  • Arwen is ready for kindergarten (”tender-garden” as Charis calls it) and I’m trying not to freak out at the idea of adding “social studies” into our jam packed days.
  • I am really finding out that I have no tolerance for drama. My entire world seems to operate as a “drama free zone” and I find it deeply offensive when someone tries to interfere with that space. I wonder why? 

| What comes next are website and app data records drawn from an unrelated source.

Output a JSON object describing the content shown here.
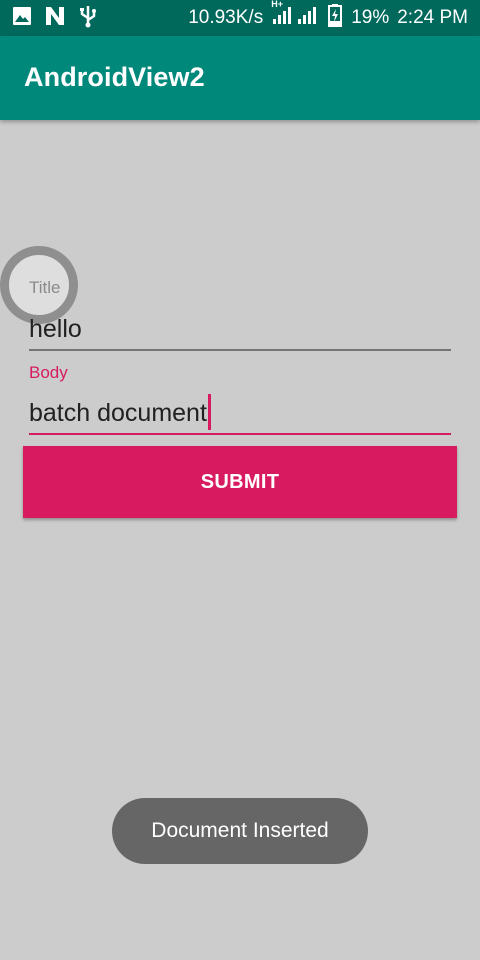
{
  "status_bar": {
    "network_speed": "10.93K/s",
    "network_type": "H+",
    "battery": "19%",
    "time": "2:24 PM",
    "icons": [
      "image-icon",
      "n-icon",
      "usb-icon",
      "signal-icon",
      "battery-icon"
    ]
  },
  "toolbar": {
    "title": "AndroidView2",
    "color": "#00897b"
  },
  "form": {
    "title_label": "Title",
    "title_value": "hello",
    "body_label": "Body",
    "body_value": "batch document",
    "submit_label": "SUBMIT",
    "accent_color": "#d81b60"
  },
  "toast": {
    "message": "Document Inserted"
  }
}
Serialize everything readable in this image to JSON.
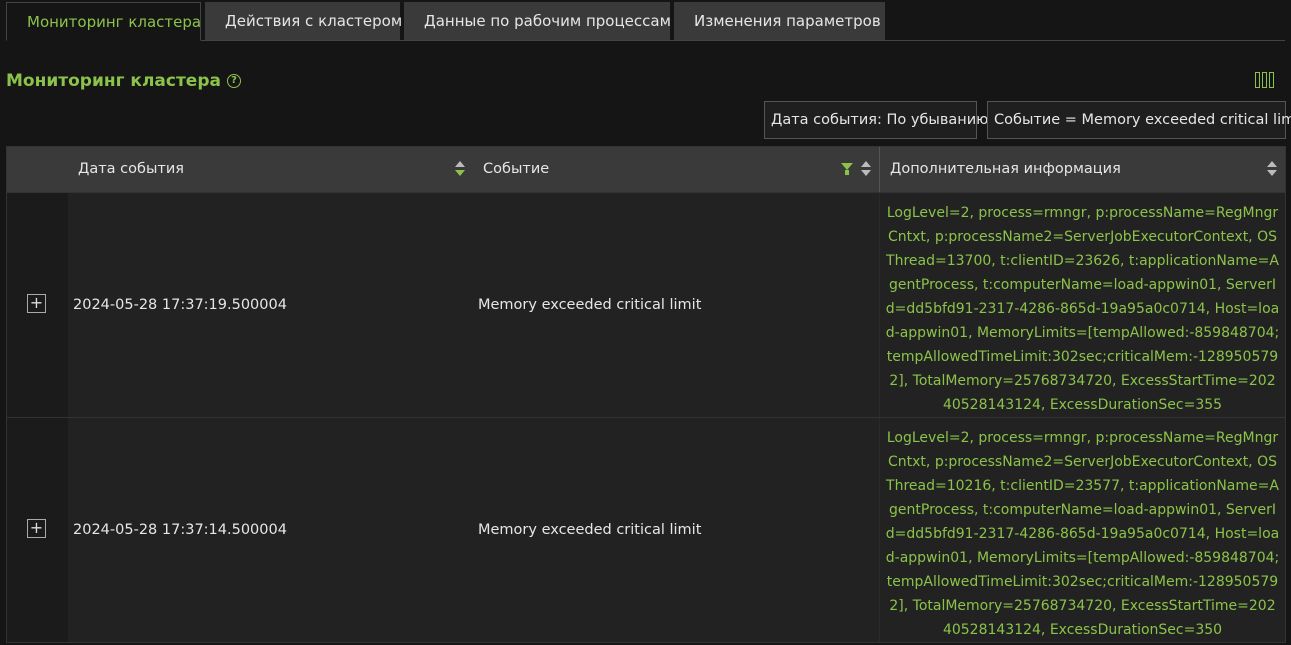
{
  "tabs": [
    {
      "label": "Мониторинг кластера",
      "active": true
    },
    {
      "label": "Действия с кластером",
      "active": false
    },
    {
      "label": "Данные по рабочим процессам",
      "active": false
    },
    {
      "label": "Изменения параметров",
      "active": false
    }
  ],
  "page": {
    "title": "Мониторинг кластера",
    "help_icon": "question-circle-icon",
    "columns_icon": "columns-icon"
  },
  "filters": {
    "sort_chip": "Дата события: По убыванию",
    "event_chip": "Событие = Memory exceeded critical limit"
  },
  "table": {
    "headers": {
      "date": "Дата события",
      "event": "Событие",
      "info": "Дополнительная информация"
    },
    "rows": [
      {
        "date": "2024-05-28 17:37:19.500004",
        "event": "Memory exceeded critical limit",
        "info": "LogLevel=2, process=rmngr, p:processName=RegMngrCntxt, p:processName2=ServerJobExecutorContext, OSThread=13700, t:clientID=23626, t:applicationName=AgentProcess, t:computerName=load-appwin01, ServerId=dd5bfd91-2317-4286-865d-19a95a0c0714, Host=load-appwin01, MemoryLimits=[tempAllowed:-859848704;tempAllowedTimeLimit:302sec;criticalMem:-1289505792], TotalMemory=25768734720, ExcessStartTime=20240528143124, ExcessDurationSec=355"
      },
      {
        "date": "2024-05-28 17:37:14.500004",
        "event": "Memory exceeded critical limit",
        "info": "LogLevel=2, process=rmngr, p:processName=RegMngrCntxt, p:processName2=ServerJobExecutorContext, OSThread=10216, t:clientID=23577, t:applicationName=AgentProcess, t:computerName=load-appwin01, ServerId=dd5bfd91-2317-4286-865d-19a95a0c0714, Host=load-appwin01, MemoryLimits=[tempAllowed:-859848704;tempAllowedTimeLimit:302sec;criticalMem:-1289505792], TotalMemory=25768734720, ExcessStartTime=20240528143124, ExcessDurationSec=350"
      }
    ]
  },
  "colors": {
    "accent": "#8bc34a",
    "background": "#151515",
    "header_bg": "#3a3a3a"
  }
}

  • I’ve also realized that there is one thing I do that greatly simplifies my life with little people, and I’m surprised to find that lots of Mammas have not discovered this truth, so I’ll enlighten you all: YOU ARE NOT A SHORT ORDER COOK. Cook one thing and make everyone eat it right then. If they don’t want it they can be hungry until the next time you offer them something. When we have breakfast we ALL have eggs, or we ALL have pancakes, or we ALL have oatmeal. No one gets to choose. I might let them choose what I put on their bagels on a really good day when I’ve had a lot of rest, but usually they just eat what I put in front of them. If they complain, I take it away. Period. End of story. At snack time we have… trail mix. They don’t get to pick which nuts they get more of, or just eat the raisins. If they don’t like it, they don’t have to eat it, but they aren’t getting anything else until we eat again. This is fundamental to having a peaceful and sane home.  

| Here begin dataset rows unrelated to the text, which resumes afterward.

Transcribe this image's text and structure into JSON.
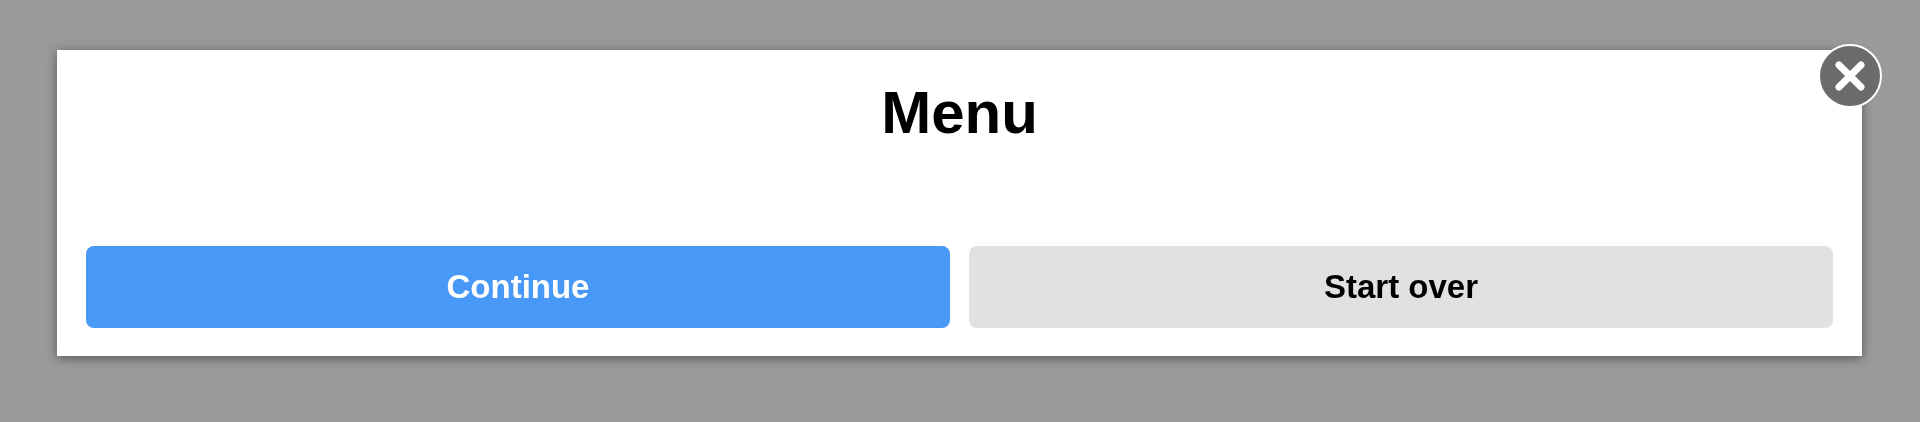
{
  "dialog": {
    "title": "Menu",
    "buttons": [
      {
        "label": "Continue",
        "kind": "primary"
      },
      {
        "label": "Start over",
        "kind": "secondary"
      }
    ]
  }
}
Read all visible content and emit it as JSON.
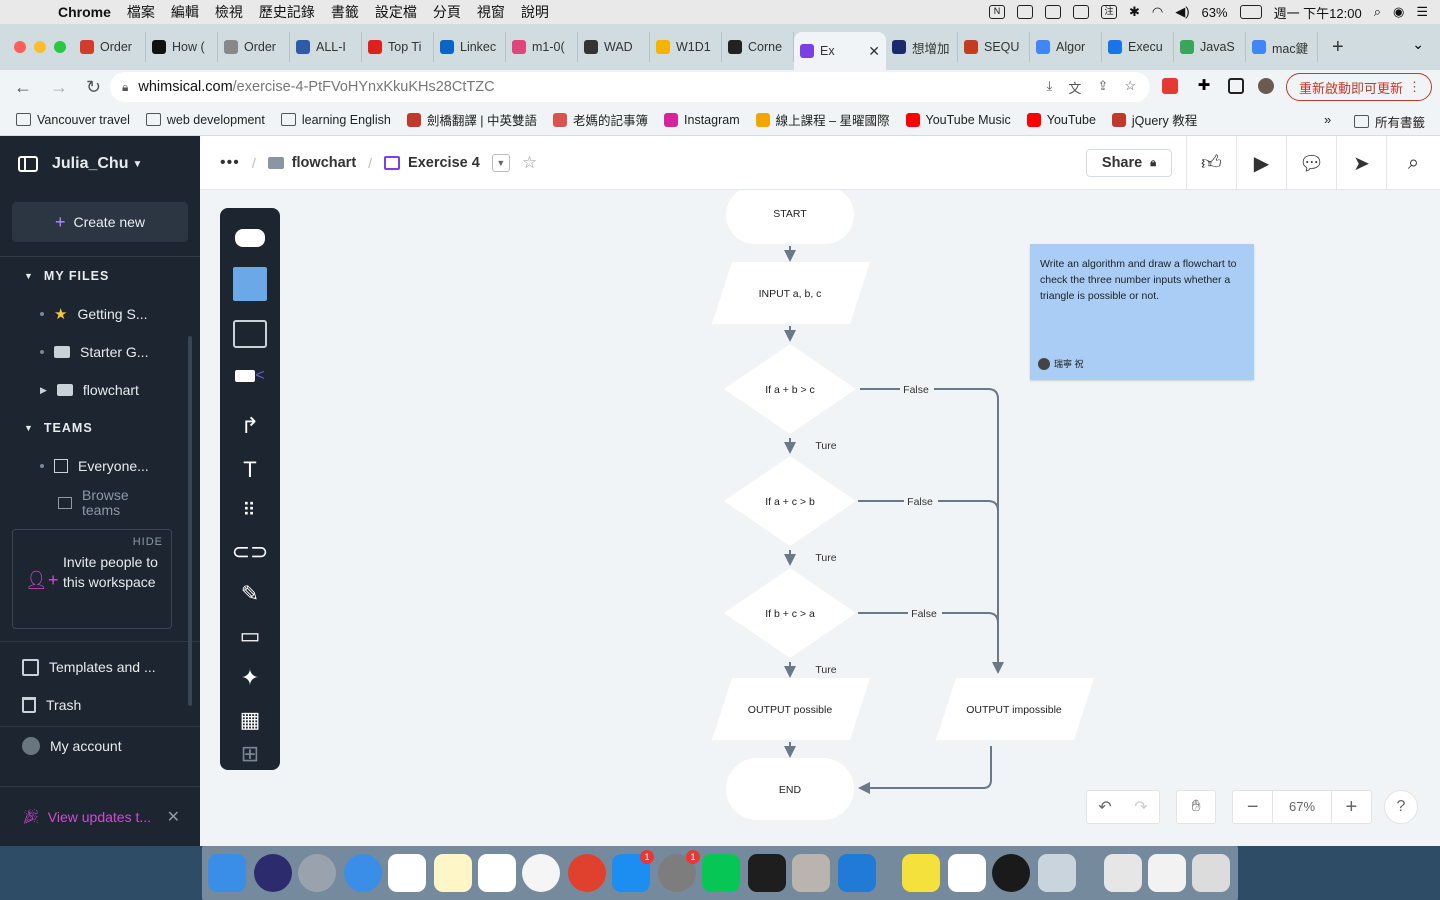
{
  "menubar": {
    "app": "Chrome",
    "items": [
      "檔案",
      "編輯",
      "檢視",
      "歷史記錄",
      "書籤",
      "設定檔",
      "分頁",
      "視窗",
      "說明"
    ],
    "battery": "63%",
    "clock": "週一 下午12:00"
  },
  "tabs": [
    {
      "label": "Order",
      "color": "#d33b2c"
    },
    {
      "label": "How (",
      "color": "#111111"
    },
    {
      "label": "Order",
      "color": "#888888"
    },
    {
      "label": "ALL-I",
      "color": "#2e5aa8"
    },
    {
      "label": "Top Ti",
      "color": "#e02020"
    },
    {
      "label": "Linkec",
      "color": "#0a66c2"
    },
    {
      "label": "m1-0(",
      "color": "#e0457b"
    },
    {
      "label": "WAD",
      "color": "#333333"
    },
    {
      "label": "W1D1",
      "color": "#f4b400"
    },
    {
      "label": "Corne",
      "color": "#222222"
    },
    {
      "label": "Ex",
      "color": "#7b3fe4",
      "active": true
    },
    {
      "label": "想增加",
      "color": "#1b2a6b"
    },
    {
      "label": "SEQU",
      "color": "#c23b22"
    },
    {
      "label": "Algor",
      "color": "#4285f4"
    },
    {
      "label": "Execu",
      "color": "#1a73e8"
    },
    {
      "label": "JavaS",
      "color": "#3ba55c"
    },
    {
      "label": "mac鍵",
      "color": "#4285f4"
    }
  ],
  "omnibox": {
    "host": "whimsical.com",
    "path": "/exercise-4-PtFVoHYnxKkuKHs28CtTZC"
  },
  "update_button": "重新啟動即可更新",
  "bookmarks": [
    {
      "label": "Vancouver travel",
      "type": "folder"
    },
    {
      "label": "web development",
      "type": "folder"
    },
    {
      "label": "learning English",
      "type": "folder"
    },
    {
      "label": "劍橋翻譯 | 中英雙語",
      "type": "site",
      "color": "#c0392b"
    },
    {
      "label": "老媽的記事簿",
      "type": "site",
      "color": "#d9534f"
    },
    {
      "label": "Instagram",
      "type": "site",
      "color": "#d6249f"
    },
    {
      "label": "線上課程 – 星曜國際",
      "type": "site",
      "color": "#f0a500"
    },
    {
      "label": "YouTube Music",
      "type": "site",
      "color": "#ff0000"
    },
    {
      "label": "YouTube",
      "type": "site",
      "color": "#ff0000"
    },
    {
      "label": "jQuery 教程",
      "type": "site",
      "color": "#c0392b"
    }
  ],
  "bookmarks_more": "»",
  "bookmarks_all": "所有書籤",
  "sidebar": {
    "workspace": "Julia_Chu",
    "create_new": "Create new",
    "my_files_header": "MY FILES",
    "files": [
      {
        "label": "Getting S...",
        "icon": "star"
      },
      {
        "label": "Starter G...",
        "icon": "folder"
      },
      {
        "label": "flowchart",
        "icon": "folder"
      }
    ],
    "teams_header": "TEAMS",
    "team": "Everyone...",
    "browse_teams": "Browse teams",
    "invite_hide": "HIDE",
    "invite_text": "Invite people to this workspace",
    "templates": "Templates and ...",
    "trash": "Trash",
    "my_account": "My account",
    "view_updates": "View updates t..."
  },
  "appbar": {
    "folder": "flowchart",
    "document": "Exercise 4",
    "share": "Share"
  },
  "flowchart": {
    "start": "START",
    "input": "INPUT a, b, c",
    "cond1": "If a + b > c",
    "cond2": "If a + c > b",
    "cond3": "If b + c > a",
    "true_label": "Ture",
    "false_label": "False",
    "out_possible": "OUTPUT  possible",
    "out_impossible": "OUTPUT impossible",
    "end": "END"
  },
  "note": {
    "text": "Write an algorithm and draw a flowchart to check the three number inputs whether a triangle is possible or not.",
    "author": "瑞寧 祝"
  },
  "zoom": "67%",
  "help": "?"
}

  • {Due to recent events I have to include a disclaimer with this one: I’m totally not speaking to anyone that I know here, I’m just throwing this out there. Please don’t hear what I’m not saying} Really, what is the point of having a natural birth in the hospital? Isn’t the whole point of being in the hospital to be checked, monitored, interfered with, and medicated? If you don’t want/need any of those things, why be there? I feel so badly for Mammas who just have to lay there and be poked and checked and struggle through it. That must be really tremendously uncomfortable. Anyone who has had an unmedicated hospital birth of any sort is a hero in my book. 

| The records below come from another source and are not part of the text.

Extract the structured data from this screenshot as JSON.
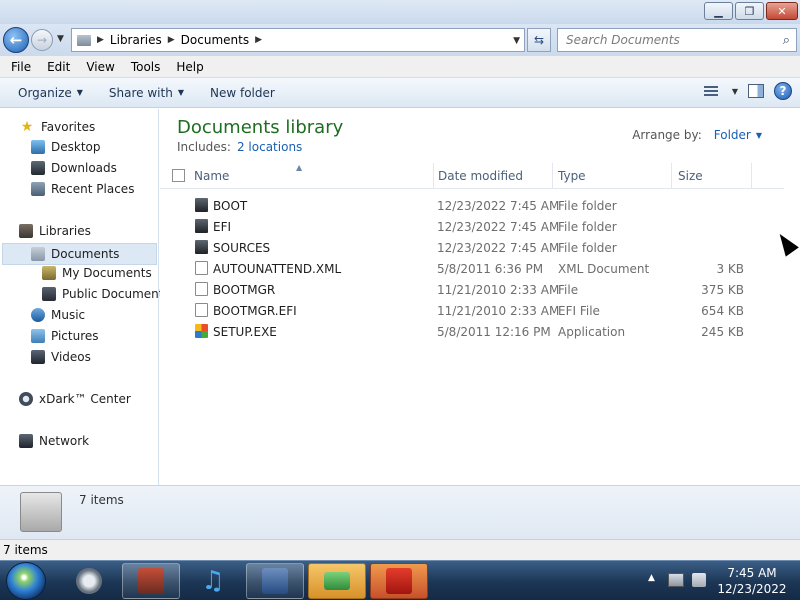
{
  "address": {
    "crumbs": [
      "Libraries",
      "Documents"
    ]
  },
  "search": {
    "placeholder": "Search Documents"
  },
  "menu": [
    "File",
    "Edit",
    "View",
    "Tools",
    "Help"
  ],
  "toolbar": {
    "organize": "Organize",
    "share_with": "Share with",
    "new_folder": "New folder"
  },
  "nav": {
    "favorites": "Favorites",
    "desktop": "Desktop",
    "downloads": "Downloads",
    "recent_places": "Recent Places",
    "libraries": "Libraries",
    "documents": "Documents",
    "my_documents": "My Documents",
    "public_documents": "Public Documents",
    "music": "Music",
    "pictures": "Pictures",
    "videos": "Videos",
    "xdark": "xDark™ Center",
    "network": "Network"
  },
  "library": {
    "title": "Documents library",
    "includes_label": "Includes:",
    "includes_link": "2 locations",
    "arrange_label": "Arrange by:",
    "arrange_value": "Folder"
  },
  "columns": {
    "name": "Name",
    "date": "Date modified",
    "type": "Type",
    "size": "Size"
  },
  "files": [
    {
      "name": "BOOT",
      "date": "12/23/2022 7:45 AM",
      "type": "File folder",
      "size": "",
      "icon": "folder-icon"
    },
    {
      "name": "EFI",
      "date": "12/23/2022 7:45 AM",
      "type": "File folder",
      "size": "",
      "icon": "folder-icon"
    },
    {
      "name": "SOURCES",
      "date": "12/23/2022 7:45 AM",
      "type": "File folder",
      "size": "",
      "icon": "folder-icon"
    },
    {
      "name": "AUTOUNATTEND.XML",
      "date": "5/8/2011 6:36 PM",
      "type": "XML Document",
      "size": "3 KB",
      "icon": "xml-file-icon"
    },
    {
      "name": "BOOTMGR",
      "date": "11/21/2010 2:33 AM",
      "type": "File",
      "size": "375 KB",
      "icon": "file-icon"
    },
    {
      "name": "BOOTMGR.EFI",
      "date": "11/21/2010 2:33 AM",
      "type": "EFI File",
      "size": "654 KB",
      "icon": "file-icon"
    },
    {
      "name": "SETUP.EXE",
      "date": "5/8/2011 12:16 PM",
      "type": "Application",
      "size": "245 KB",
      "icon": "application-icon"
    }
  ],
  "details": {
    "count": "7 items"
  },
  "status": {
    "count": "7 items"
  },
  "clock": {
    "time": "7:45 AM",
    "date": "12/23/2022"
  }
}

  • Oh yeah, I’m pregnant still. 28 weeks currently, and I’ve outgrown all of my clothes. In my head, I have secretly nick named myself “Behemoth”. It’s okay, I know you are laughing. =D Normally, I find the last 10 weeks to be the most difficult, but it seems to have set in early this time. I cry very easily, I’m tired, I’m hungry, I’m uncomfortable, and somehow usually manage to mumble “It’s totally worth it” at the end of every day. I just love having babies. There is nothing better than a baby, as my Mimi says. We are all getting very excited about meeting this new little person. Who, I’m sure by the way is totally not cooperating with a good fetal position. It’s okay. I’m certain that my hips are wide enough that I could have a baby sideways and live to tell about it. Really, I’d prefer head first, but I’m not worried. Thankfully, my midwife is one of the few who are capable and skilled at breech births. Those midwives- worth their weight in gold AND silver, they are. Sigh.
  • Luckily for you, it’s time for my {second} dinner. I promise that next time I sit to write it will be with purpose and clarity.
  • Yeah right. Umm. I promise that next time I sit to write I will turn off the chatter in my mind and have one cohesive thought. Okay. No promises, but I will try.